The second reason is because we want to know how others are doing it. I know how to drive a car and eat a chocolate croissant perfectly well, thanks very much, but I could always use a new idea for how to pleasure my partner, or myself. Even though it’s an everyday activity, we don’t actually all do it the same way. We aren’t even sure what others to at all, because we don’t usually talk about it. And when we do exchange information, we can be quite surprised by the differences between couples. This divide can be wide: I know some who only have oral sex – specifically fellatio – on rare, and usually special, occasions, while others have a quick oral sex session when they’re not feeling energetic enough to do the “full” thing. Reading about ways others have sex is therefore much more interesting than reading about how someone eats their cornflakes.
Additionally, we’re a bit like budgerigars in a way (and I’m more an authority of budgies/parakeets than of erotic novellas in a way) – we like to get it on when we see others getting it on! So it’s much more stimulating to read about sex than it would make me want to break out the Cadbury’s milk tray if I read about someone licking the inside out of her chocolate croissant…
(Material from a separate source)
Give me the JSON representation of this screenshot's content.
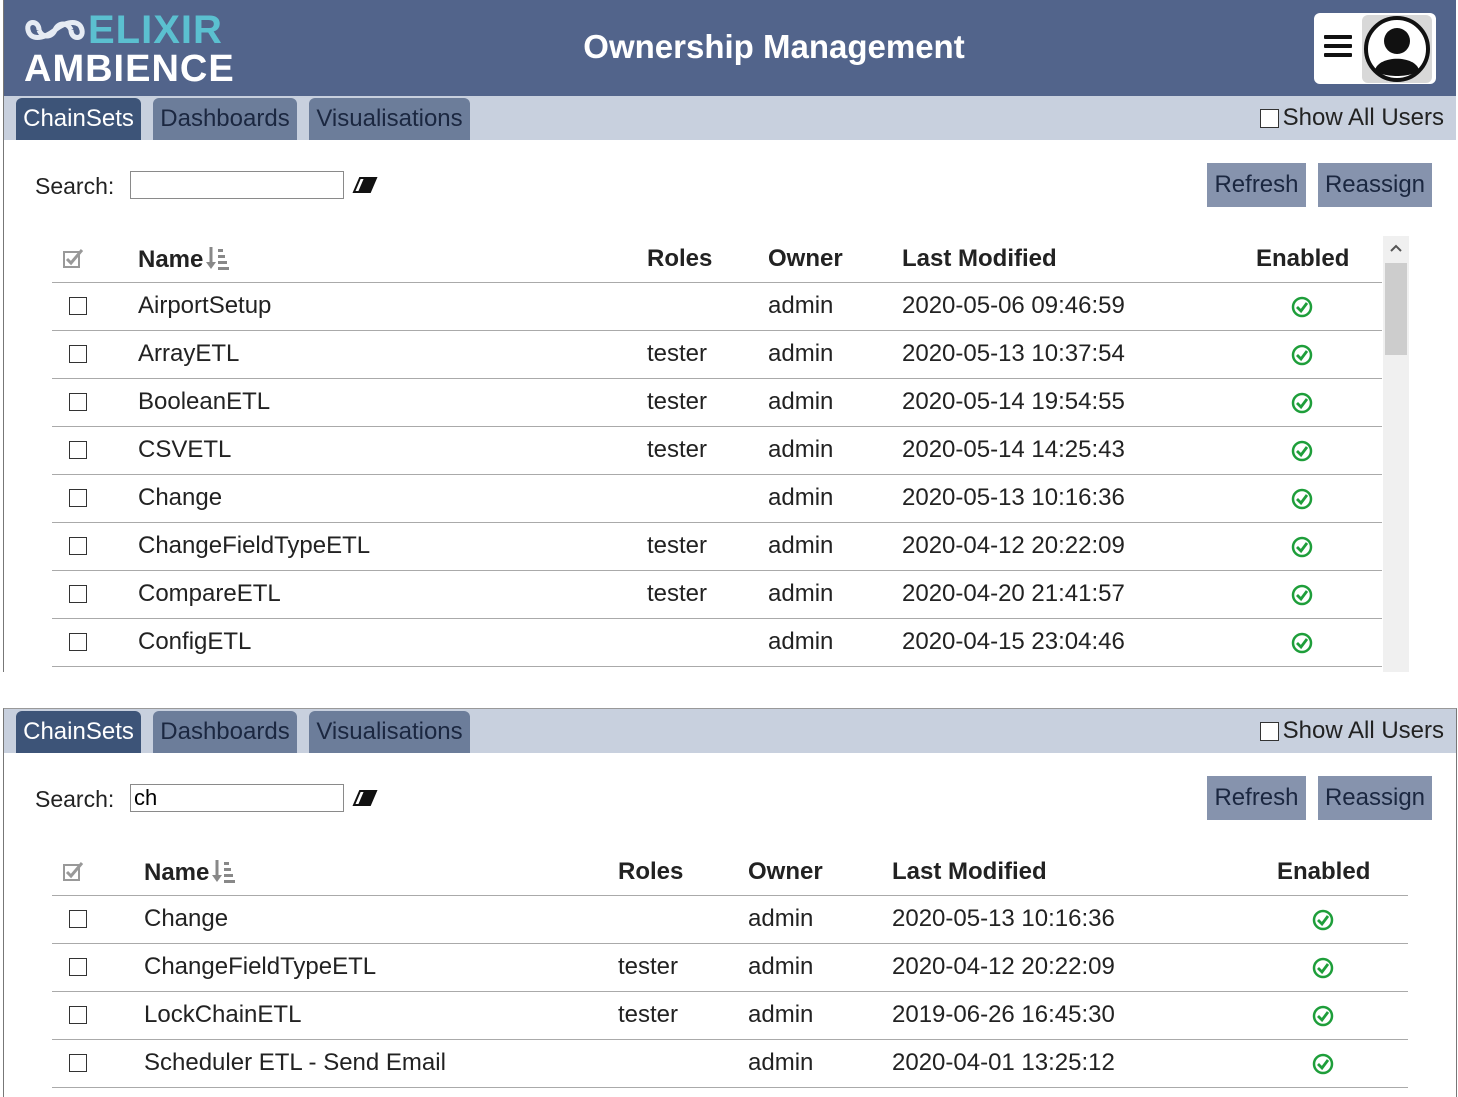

The last reason is that it doesn’t matter – if that’s what the readers want, then we give them what they want. After all, if we go with the percentages again, most men won’t read my novella. But they will go watch an action film with a shit-load of blood and guts. In the old days the baddies got shot and they fell off the horse, and we didn’t worry too much about them after that. But now that we can – because we have the special effects and because the powers that be are men and they like that shit, so it’s ok to put it in PG 13 movies – we do indeed look very closely at what the bullet does and how much blood there is and how much damage it does, and then, because we are all now fairly familiar with what damage a bullet does, we have dreamed up lots of different ways to kill someone and put them in books or on the big screen. Well, if women want to read about the ins and outs of the old in and out, then who are we to do anything but satisfy their consumer whims?
True. So, any plans for more satisfaction of whims?
I have submitted a synopsis of a novella set in Pamplona – another town I’ve lived in, and have been asked to submit the rest of the story, which I am working on. I have a couple of other cities I’ve spent time in that I’d like to write about, though I’m not sure if I have the energy for so much sex all at once. I might have to space them out.
Well, I look forward to hearing about your next book. As you know, I live in Pamplona, so I’ll have to read it to make sure you’ve got the city right. I won’t opine on the saucy parts, though, lest I show my ignorance! Thanks for visiting today, JD!
Thanks for having me. It was a pleasure.
You can check out JD’s facebook page at: https://www.facebook.com/JDMartinsauthor and read his bio at
And of course get his book for any device at: http://tirgearrpublishing.com/authors/Martins_JD/one-night-in-madrid.htm
Or straight from Amazon.com or Amazon.co.uk at these two links: